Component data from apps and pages

● ● ● ● ●

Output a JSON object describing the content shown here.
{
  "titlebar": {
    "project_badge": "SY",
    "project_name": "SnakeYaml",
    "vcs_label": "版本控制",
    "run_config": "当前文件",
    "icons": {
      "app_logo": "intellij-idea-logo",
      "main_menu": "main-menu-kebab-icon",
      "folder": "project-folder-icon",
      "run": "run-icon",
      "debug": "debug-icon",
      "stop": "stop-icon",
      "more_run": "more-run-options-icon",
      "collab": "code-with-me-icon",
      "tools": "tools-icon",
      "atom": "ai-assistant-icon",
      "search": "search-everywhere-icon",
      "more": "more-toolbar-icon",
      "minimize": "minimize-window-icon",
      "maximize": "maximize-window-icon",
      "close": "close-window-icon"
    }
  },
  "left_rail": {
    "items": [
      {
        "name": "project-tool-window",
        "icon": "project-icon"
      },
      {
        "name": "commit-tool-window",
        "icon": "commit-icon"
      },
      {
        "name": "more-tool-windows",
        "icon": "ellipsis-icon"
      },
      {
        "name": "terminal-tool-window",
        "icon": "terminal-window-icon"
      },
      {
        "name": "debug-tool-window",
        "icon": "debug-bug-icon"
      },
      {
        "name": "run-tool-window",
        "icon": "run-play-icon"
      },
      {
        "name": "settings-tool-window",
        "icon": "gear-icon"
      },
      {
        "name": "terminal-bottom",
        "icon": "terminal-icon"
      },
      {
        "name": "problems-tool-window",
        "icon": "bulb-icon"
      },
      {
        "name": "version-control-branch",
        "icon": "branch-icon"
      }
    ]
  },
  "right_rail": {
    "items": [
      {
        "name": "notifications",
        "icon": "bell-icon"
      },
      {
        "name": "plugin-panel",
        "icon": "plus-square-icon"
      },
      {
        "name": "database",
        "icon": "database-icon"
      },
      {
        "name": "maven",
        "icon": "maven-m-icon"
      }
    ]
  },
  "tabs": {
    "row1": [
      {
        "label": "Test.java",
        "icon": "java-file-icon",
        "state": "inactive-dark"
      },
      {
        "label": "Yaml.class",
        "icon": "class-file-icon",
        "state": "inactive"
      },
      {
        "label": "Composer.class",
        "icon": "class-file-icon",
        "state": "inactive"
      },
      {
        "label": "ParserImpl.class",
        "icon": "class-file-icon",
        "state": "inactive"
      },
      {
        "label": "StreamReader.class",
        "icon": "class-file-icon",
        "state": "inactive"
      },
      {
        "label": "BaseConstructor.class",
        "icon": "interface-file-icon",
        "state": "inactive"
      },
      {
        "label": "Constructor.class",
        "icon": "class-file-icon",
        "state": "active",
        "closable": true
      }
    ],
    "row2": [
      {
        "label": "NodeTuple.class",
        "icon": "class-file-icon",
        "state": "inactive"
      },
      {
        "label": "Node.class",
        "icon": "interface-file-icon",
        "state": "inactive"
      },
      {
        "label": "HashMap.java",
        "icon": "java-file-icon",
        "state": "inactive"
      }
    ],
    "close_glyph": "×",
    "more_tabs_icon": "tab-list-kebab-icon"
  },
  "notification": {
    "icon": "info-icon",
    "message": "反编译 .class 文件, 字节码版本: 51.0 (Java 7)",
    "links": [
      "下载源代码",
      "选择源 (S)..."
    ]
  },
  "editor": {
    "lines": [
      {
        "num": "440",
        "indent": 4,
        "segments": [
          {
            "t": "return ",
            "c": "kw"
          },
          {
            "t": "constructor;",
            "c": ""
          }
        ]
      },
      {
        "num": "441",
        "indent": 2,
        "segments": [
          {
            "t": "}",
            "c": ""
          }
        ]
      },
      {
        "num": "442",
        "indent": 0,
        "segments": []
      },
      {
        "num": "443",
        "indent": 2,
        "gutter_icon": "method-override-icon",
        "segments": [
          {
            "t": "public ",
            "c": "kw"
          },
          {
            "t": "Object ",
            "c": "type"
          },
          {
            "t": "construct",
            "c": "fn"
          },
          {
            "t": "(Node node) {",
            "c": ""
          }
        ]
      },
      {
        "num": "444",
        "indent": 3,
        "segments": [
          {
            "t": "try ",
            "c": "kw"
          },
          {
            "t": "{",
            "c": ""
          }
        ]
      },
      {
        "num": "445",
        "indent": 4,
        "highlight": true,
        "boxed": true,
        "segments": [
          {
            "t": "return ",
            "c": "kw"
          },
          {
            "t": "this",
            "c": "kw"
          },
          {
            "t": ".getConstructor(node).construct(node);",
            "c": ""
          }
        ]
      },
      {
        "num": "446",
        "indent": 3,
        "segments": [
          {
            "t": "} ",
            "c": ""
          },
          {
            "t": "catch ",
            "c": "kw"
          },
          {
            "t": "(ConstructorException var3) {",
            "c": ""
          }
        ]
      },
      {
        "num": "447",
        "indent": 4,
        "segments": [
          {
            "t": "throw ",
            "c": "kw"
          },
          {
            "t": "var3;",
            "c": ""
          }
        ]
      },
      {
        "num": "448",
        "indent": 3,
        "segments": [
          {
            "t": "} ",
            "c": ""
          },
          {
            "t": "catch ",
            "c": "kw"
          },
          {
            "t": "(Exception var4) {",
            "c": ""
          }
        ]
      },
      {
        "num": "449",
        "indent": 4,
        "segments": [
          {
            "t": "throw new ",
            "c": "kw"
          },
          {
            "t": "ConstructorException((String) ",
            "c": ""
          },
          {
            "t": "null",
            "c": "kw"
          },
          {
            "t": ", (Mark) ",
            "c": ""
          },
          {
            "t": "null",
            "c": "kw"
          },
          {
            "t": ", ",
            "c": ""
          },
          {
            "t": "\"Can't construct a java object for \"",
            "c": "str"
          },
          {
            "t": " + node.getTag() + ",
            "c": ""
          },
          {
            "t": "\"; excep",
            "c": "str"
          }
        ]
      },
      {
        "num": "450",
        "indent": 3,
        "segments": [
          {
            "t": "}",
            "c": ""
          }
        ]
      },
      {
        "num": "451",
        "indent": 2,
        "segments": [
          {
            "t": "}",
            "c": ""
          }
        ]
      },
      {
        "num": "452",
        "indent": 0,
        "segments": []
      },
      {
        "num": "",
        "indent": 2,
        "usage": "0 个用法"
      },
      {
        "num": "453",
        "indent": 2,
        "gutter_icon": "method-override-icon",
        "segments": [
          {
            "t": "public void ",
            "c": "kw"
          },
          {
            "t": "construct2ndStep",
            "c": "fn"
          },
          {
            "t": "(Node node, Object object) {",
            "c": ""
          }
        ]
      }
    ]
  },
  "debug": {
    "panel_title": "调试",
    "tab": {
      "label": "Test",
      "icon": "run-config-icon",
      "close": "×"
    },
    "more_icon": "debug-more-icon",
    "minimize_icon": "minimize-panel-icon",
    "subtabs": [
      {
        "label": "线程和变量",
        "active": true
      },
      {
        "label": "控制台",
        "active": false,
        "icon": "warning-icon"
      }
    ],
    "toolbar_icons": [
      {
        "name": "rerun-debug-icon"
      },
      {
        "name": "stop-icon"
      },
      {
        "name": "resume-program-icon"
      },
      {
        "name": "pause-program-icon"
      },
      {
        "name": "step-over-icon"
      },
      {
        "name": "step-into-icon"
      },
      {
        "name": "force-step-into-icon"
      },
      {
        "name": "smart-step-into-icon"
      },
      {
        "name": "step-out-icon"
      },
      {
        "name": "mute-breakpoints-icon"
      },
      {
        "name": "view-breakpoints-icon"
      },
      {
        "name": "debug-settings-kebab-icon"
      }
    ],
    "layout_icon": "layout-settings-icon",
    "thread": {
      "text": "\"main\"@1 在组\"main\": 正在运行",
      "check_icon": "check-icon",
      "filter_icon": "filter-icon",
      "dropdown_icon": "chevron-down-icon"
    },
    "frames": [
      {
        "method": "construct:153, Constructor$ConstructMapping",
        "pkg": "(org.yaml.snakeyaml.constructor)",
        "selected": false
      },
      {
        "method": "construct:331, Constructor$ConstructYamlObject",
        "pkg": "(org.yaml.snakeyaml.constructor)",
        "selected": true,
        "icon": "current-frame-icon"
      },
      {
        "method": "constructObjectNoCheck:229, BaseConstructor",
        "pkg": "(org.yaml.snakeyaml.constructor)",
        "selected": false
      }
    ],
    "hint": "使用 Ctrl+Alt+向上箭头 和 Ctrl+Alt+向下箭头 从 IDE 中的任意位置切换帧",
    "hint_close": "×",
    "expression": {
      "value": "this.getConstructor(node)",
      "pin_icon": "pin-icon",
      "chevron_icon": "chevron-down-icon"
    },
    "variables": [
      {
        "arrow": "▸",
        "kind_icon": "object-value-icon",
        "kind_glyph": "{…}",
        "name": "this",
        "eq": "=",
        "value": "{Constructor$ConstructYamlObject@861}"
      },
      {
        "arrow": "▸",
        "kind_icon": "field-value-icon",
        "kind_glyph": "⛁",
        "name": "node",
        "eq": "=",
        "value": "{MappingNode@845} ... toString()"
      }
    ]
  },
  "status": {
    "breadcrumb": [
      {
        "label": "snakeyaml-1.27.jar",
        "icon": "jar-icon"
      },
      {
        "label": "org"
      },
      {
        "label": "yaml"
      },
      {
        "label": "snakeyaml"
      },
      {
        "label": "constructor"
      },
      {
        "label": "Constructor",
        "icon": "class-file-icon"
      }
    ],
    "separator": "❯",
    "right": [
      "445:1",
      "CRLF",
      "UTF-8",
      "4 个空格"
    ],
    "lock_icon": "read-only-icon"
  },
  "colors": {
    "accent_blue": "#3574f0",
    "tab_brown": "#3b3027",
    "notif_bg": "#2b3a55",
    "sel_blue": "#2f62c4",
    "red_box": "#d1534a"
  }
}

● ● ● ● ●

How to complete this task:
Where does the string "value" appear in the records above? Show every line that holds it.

Solution to this exercise:
      "value": "this.getConstructor(node)",
        "kind_icon": "object-value-icon",
        "value": "{Constructor$ConstructYamlObject@861}"
        "kind_icon": "field-value-icon",
        "value": "{MappingNode@845} ... toString()"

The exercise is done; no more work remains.